Where's The Line For This Behavior?
Some CJ affiliates that send traffic to CJ merchants may have a queasy feeling right now. Is it true, I asked Kinsky, that an affiliate with numerous "distribution partners" can be permanently banned if even a single partner is caught installing its software in a questionable way?
Yes, Kinsky indicated. If an affiliate offers its distribution partners money on "either a revenue share or a per-install basis" for loading software onto users' PCs, the affiliate must make sure all of the installations have the consent of the users.
As I read the situation, this means two things. First, if an affiliate runs a "loyalty" program -- in which software automatically generates commissions when users merely surf to an e-commerce site (as opposed to clicking an affiliate link) -- the affiliate's software had better not function unless the user clearly was aware of and wanted it. Second, if an affiliate claims to send rebates to users of such software, no commissions can be claimed except for users who have formally joined the program.
Kinsky said Shop At Home was terminated from CJ's affiliate network on Oct. 11. It was also eliminated from the operations of BFAST, a CJ subsidiary with slightly different termination policies, on Oct. 14, he said.

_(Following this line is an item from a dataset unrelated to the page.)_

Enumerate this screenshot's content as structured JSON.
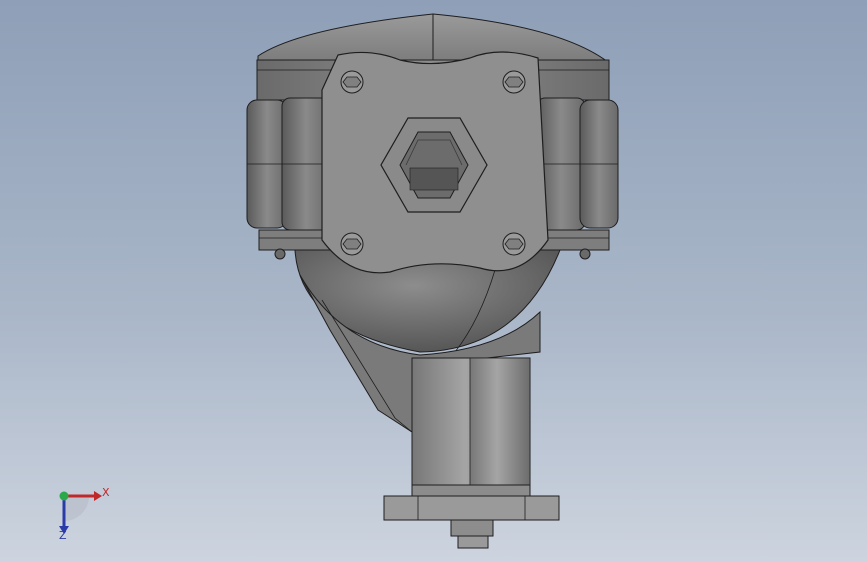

This was confirmed in a separate telephone interview with Layli Sobhani, a CJ press relations spokeswoman. Sobhani added, however, that CJ doesn't generally issue a press release or post a Web page describing actions that are taken against affiliates. So you probably won't find an official announcement of this action by searching the Commission Junction site.
Shop At Home Confirms The Suspension
In a brief telephone interview, Michelle Pujol, the Belcaro Group's director of Internet marketing, confirmed CJ's ban. In a written statement that was subsequently e-mailed to me, the company said, in full:
"We work with many suppliers, including the Commission Junction network. As with any of our supplier partners, misunderstandings and miscommunications can occur. We are concerned about how this will impact our Commission Junction Merchant Partners' fourth quarter goals, and regret any impact on these valued partners. We look forward to resolving any misunderstandings between us and the Commission Junction network."
How Many Other Affiliates Are Questionable?
CJ previously terminated 180Solutions in April and eXact Advertising in May, two companies that were accused of installing adware without users' consent. (BFAST deactivated the same companies in September, according to a CJ spokeswoman.)
These large-scale suspensions had the effect of cutting CJ's revenue, while simultaneously improving the legitimacy of its service for e-commerce merchants. The obvious question is how many other CJ affiliates are still using the same behaviors.
Ben Edelman, a Harvard Law School graduate and noted adware researcher, thinks there are more such cases to be found. He should know, since he published a detailed analysis of Shop At Home Select on Aug. 11 and has also posted exposés of numerous adware companies.
"As with its prior terminations of 180solutions, Direct Revenue, and eXact Advertising, CJ is a leader among major affiliate networks," says Edelman. "Yet it's easy to wish for more from CJ. For one, the wrongful installations have gone on for months. CJ's delayed response means CJ merchants have already paid out many thousands -- millions? -- of dollars of commissions through CJ to Shop At Home Select. They're not getting this money back, even though it's well-known that Shop At Home hadn't fairly earned large portions of these commissions."
The Next Level Of Detection
Based on my research, Commission Junction is in fact ramping up a bad-guy detection program that's little known, even to its own affiliates and merchants.
Next week, I'll report on this effort and how it might change the relationship between Internet e-commerce giants and the thousands of affiliates who send them traffic.